3 The State also argues that requiring both examiners to give the statutory warnings would unduly interfere with the therapist-patient relationship. The Commission responded to this argument in their comment to section 3-208 at page 38:
"These disclosure requirements apply solely to instances where the immediate purpose of the examination is certification; they do not apply to the traditional therapist-patient relationship nor do they preclude the therapist's testimony if the disclosure is made when the issue of involuntary admission becomes apparent."
In the case at bar, Dr. Mohan was merely the respondent's examiner, not the respondent's therapist. As such no traditional therapist-patient relationship existed.
The psychiatric examination is highly intrusive. It seeks to obtain information concerning an individual's inner-most thought processes and emotions and to elicit accounts of personal conduct.
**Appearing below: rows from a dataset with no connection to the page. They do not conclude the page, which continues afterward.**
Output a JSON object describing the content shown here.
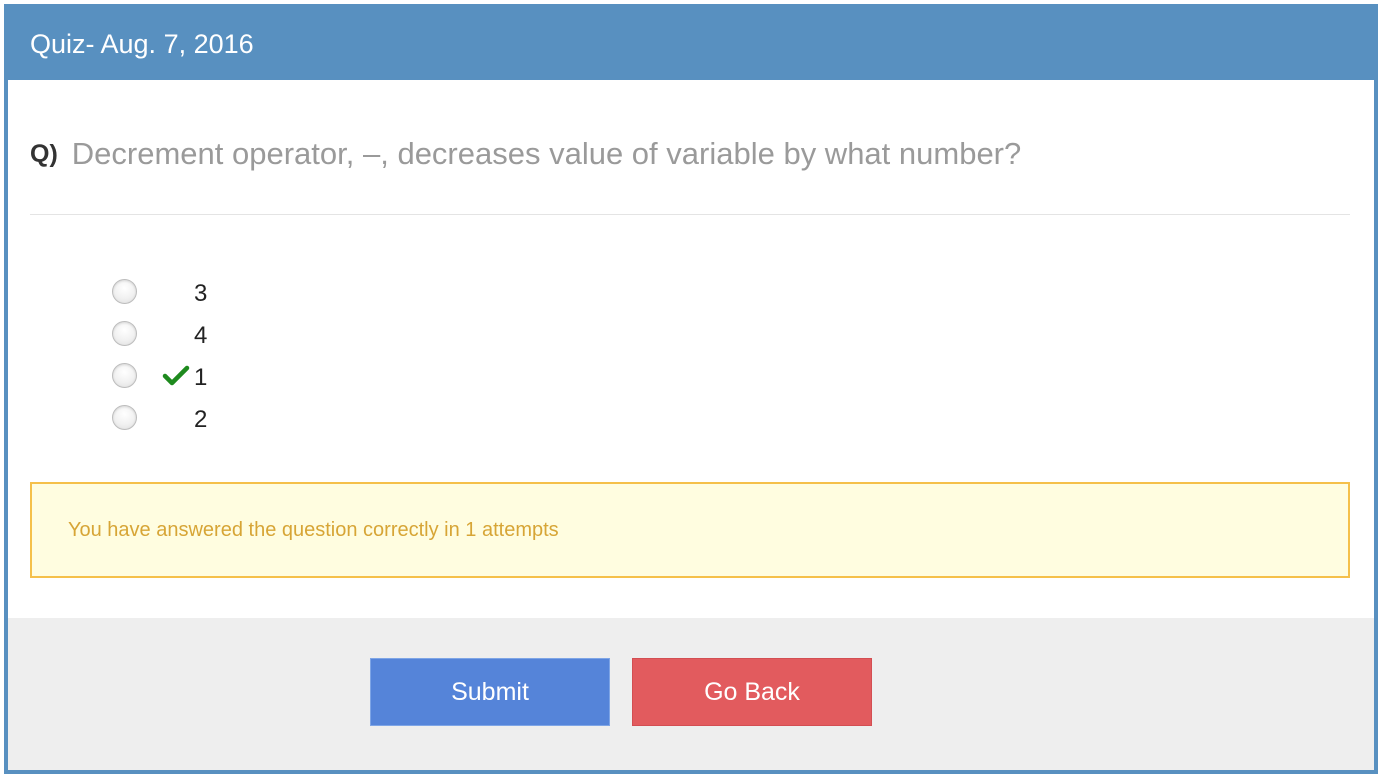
{
  "header": {
    "title": "Quiz- Aug. 7, 2016"
  },
  "question": {
    "label": "Q)",
    "text": "Decrement operator, –, decreases value of variable by what number?"
  },
  "options": [
    {
      "label": "3",
      "correct": false
    },
    {
      "label": "4",
      "correct": false
    },
    {
      "label": "1",
      "correct": true
    },
    {
      "label": "2",
      "correct": false
    }
  ],
  "alert": {
    "message": "You have answered the question correctly in 1 attempts"
  },
  "buttons": {
    "submit_label": "Submit",
    "back_label": "Go Back"
  },
  "colors": {
    "header_bg": "#5890c0",
    "submit_bg": "#5584d9",
    "back_bg": "#e25b5e",
    "alert_bg": "#fffde0",
    "alert_border": "#f5c04a",
    "alert_text": "#d7a536",
    "check": "#1e8a1e"
  }
}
Such a significant intrusion justifies the warnings required by section 3-208.
4 For the foregoing reasons we conclude that the testimony of Dr. Mohan should have been stricken.
5 Section 3-807 of the Mental Health and Developmental Disabilities Code (Ill. Rev. Stat., 1978 Supp., ch. 91 1/2, par. 3-807) provides in pertinent part:
"No respondent may be found subject to involuntary admission unless at least one psychiatrist or clinical psychologist who has examined him testifies in person at the hearing * * *."
Because the testimony of Dr. Mohan should have been stricken and because no other psychiatrist or clinical psychologist who had examined the respondent testified at the hearing, the respondent was improperly found subject to involuntary admission.
STAMOS and HARTMAN, JJ., concur.